→ **Work required**: Without altering anything, repeat each of the records.

=== Begin Enclosure ===

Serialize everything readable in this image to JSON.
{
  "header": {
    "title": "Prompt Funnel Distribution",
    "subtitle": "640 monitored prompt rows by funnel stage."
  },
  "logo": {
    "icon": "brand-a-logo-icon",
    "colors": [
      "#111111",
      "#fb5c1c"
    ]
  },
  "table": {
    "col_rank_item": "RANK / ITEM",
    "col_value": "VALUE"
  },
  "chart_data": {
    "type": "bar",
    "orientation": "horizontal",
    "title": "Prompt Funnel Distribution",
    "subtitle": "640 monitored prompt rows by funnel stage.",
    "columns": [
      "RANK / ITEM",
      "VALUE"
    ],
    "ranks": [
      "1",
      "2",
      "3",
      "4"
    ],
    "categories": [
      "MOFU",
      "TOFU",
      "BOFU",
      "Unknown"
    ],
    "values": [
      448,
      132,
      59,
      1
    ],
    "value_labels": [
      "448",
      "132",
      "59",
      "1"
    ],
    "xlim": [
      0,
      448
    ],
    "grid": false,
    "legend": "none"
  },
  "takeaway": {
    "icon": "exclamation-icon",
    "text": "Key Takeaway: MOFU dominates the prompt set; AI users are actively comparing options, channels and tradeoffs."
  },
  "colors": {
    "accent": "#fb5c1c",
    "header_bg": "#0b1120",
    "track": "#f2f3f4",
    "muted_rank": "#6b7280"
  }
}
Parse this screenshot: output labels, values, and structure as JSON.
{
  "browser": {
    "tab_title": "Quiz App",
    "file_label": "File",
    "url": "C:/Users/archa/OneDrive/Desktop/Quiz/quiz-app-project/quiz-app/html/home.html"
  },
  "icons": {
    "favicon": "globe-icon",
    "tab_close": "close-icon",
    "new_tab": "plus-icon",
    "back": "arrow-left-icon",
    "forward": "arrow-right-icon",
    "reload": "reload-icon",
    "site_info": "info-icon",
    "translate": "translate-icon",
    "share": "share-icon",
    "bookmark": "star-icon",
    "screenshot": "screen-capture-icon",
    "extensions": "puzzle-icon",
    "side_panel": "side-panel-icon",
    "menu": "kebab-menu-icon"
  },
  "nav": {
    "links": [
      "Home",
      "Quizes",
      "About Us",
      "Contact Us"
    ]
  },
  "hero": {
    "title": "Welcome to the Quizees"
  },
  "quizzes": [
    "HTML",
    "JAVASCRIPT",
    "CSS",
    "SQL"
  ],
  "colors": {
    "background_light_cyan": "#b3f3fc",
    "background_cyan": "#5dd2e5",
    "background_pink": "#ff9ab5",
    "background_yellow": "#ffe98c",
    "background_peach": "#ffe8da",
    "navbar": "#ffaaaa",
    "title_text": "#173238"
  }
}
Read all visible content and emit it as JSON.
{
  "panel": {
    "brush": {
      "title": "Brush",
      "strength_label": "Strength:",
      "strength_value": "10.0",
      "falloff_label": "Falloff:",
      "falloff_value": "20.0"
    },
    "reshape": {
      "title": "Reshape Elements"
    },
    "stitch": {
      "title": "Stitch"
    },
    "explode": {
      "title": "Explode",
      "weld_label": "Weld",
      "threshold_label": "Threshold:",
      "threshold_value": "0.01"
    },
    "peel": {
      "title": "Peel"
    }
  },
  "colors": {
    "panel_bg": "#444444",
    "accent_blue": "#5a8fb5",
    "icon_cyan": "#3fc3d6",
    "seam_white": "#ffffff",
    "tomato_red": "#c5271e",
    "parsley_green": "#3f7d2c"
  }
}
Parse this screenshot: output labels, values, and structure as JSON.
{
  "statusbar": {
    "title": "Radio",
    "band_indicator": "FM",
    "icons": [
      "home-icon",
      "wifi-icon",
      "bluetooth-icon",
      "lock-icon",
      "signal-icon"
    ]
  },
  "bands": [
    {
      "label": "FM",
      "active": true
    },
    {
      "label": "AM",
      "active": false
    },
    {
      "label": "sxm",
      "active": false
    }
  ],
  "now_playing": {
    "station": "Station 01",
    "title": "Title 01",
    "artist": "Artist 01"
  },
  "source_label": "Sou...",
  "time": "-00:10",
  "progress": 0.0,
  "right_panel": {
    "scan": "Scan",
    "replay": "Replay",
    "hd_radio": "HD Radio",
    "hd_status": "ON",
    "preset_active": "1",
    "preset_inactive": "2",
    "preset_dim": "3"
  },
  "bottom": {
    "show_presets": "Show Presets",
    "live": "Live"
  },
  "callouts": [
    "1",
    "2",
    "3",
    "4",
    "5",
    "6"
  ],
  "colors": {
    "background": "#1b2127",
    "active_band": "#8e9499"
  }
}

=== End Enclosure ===

→ **Answer space**:
Serialize everything readable in this image to JSON.
{
  "header": {
    "title": "Prompt Funnel Distribution",
    "subtitle": "640 monitored prompt rows by funnel stage."
  },
  "logo": {
    "icon": "brand-a-logo-icon",
    "colors": [
      "#111111",
      "#fb5c1c"
    ]
  },
  "table": {
    "col_rank_item": "RANK / ITEM",
    "col_value": "VALUE"
  },
  "chart_data": {
    "type": "bar",
    "orientation": "horizontal",
    "title": "Prompt Funnel Distribution",
    "subtitle": "640 monitored prompt rows by funnel stage.",
    "columns": [
      "RANK / ITEM",
      "VALUE"
    ],
    "ranks": [
      "1",
      "2",
      "3",
      "4"
    ],
    "categories": [
      "MOFU",
      "TOFU",
      "BOFU",
      "Unknown"
    ],
    "values": [
      448,
      132,
      59,
      1
    ],
    "value_labels": [
      "448",
      "132",
      "59",
      "1"
    ],
    "xlim": [
      0,
      448
    ],
    "grid": false,
    "legend": "none"
  },
  "takeaway": {
    "icon": "exclamation-icon",
    "text": "Key Takeaway: MOFU dominates the prompt set; AI users are actively comparing options, channels and tradeoffs."
  },
  "colors": {
    "accent": "#fb5c1c",
    "header_bg": "#0b1120",
    "track": "#f2f3f4",
    "muted_rank": "#6b7280"
  }
}
Parse this screenshot: output labels, values, and structure as JSON.
{
  "browser": {
    "tab_title": "Quiz App",
    "file_label": "File",
    "url": "C:/Users/archa/OneDrive/Desktop/Quiz/quiz-app-project/quiz-app/html/home.html"
  },
  "icons": {
    "favicon": "globe-icon",
    "tab_close": "close-icon",
    "new_tab": "plus-icon",
    "back": "arrow-left-icon",
    "forward": "arrow-right-icon",
    "reload": "reload-icon",
    "site_info": "info-icon",
    "translate": "translate-icon",
    "share": "share-icon",
    "bookmark": "star-icon",
    "screenshot": "screen-capture-icon",
    "extensions": "puzzle-icon",
    "side_panel": "side-panel-icon",
    "menu": "kebab-menu-icon"
  },
  "nav": {
    "links": [
      "Home",
      "Quizes",
      "About Us",
      "Contact Us"
    ]
  },
  "hero": {
    "title": "Welcome to the Quizees"
  },
  "quizzes": [
    "HTML",
    "JAVASCRIPT",
    "CSS",
    "SQL"
  ],
  "colors": {
    "background_light_cyan": "#b3f3fc",
    "background_cyan": "#5dd2e5",
    "background_pink": "#ff9ab5",
    "background_yellow": "#ffe98c",
    "background_peach": "#ffe8da",
    "navbar": "#ffaaaa",
    "title_text": "#173238"
  }
}
Read all visible content and emit it as JSON.
{
  "panel": {
    "brush": {
      "title": "Brush",
      "strength_label": "Strength:",
      "strength_value": "10.0",
      "falloff_label": "Falloff:",
      "falloff_value": "20.0"
    },
    "reshape": {
      "title": "Reshape Elements"
    },
    "stitch": {
      "title": "Stitch"
    },
    "explode": {
      "title": "Explode",
      "weld_label": "Weld",
      "threshold_label": "Threshold:",
      "threshold_value": "0.01"
    },
    "peel": {
      "title": "Peel"
    }
  },
  "colors": {
    "panel_bg": "#444444",
    "accent_blue": "#5a8fb5",
    "icon_cyan": "#3fc3d6",
    "seam_white": "#ffffff",
    "tomato_red": "#c5271e",
    "parsley_green": "#3f7d2c"
  }
}
Parse this screenshot: output labels, values, and structure as JSON.
{
  "statusbar": {
    "title": "Radio",
    "band_indicator": "FM",
    "icons": [
      "home-icon",
      "wifi-icon",
      "bluetooth-icon",
      "lock-icon",
      "signal-icon"
    ]
  },
  "bands": [
    {
      "label": "FM",
      "active": true
    },
    {
      "label": "AM",
      "active": false
    },
    {
      "label": "sxm",
      "active": false
    }
  ],
  "now_playing": {
    "station": "Station 01",
    "title": "Title 01",
    "artist": "Artist 01"
  },
  "source_label": "Sou...",
  "time": "-00:10",
  "progress": 0.0,
  "right_panel": {
    "scan": "Scan",
    "replay": "Replay",
    "hd_radio": "HD Radio",
    "hd_status": "ON",
    "preset_active": "1",
    "preset_inactive": "2",
    "preset_dim": "3"
  },
  "bottom": {
    "show_presets": "Show Presets",
    "live": "Live"
  },
  "callouts": [
    "1",
    "2",
    "3",
    "4",
    "5",
    "6"
  ],
  "colors": {
    "background": "#1b2127",
    "active_band": "#8e9499"
  }
}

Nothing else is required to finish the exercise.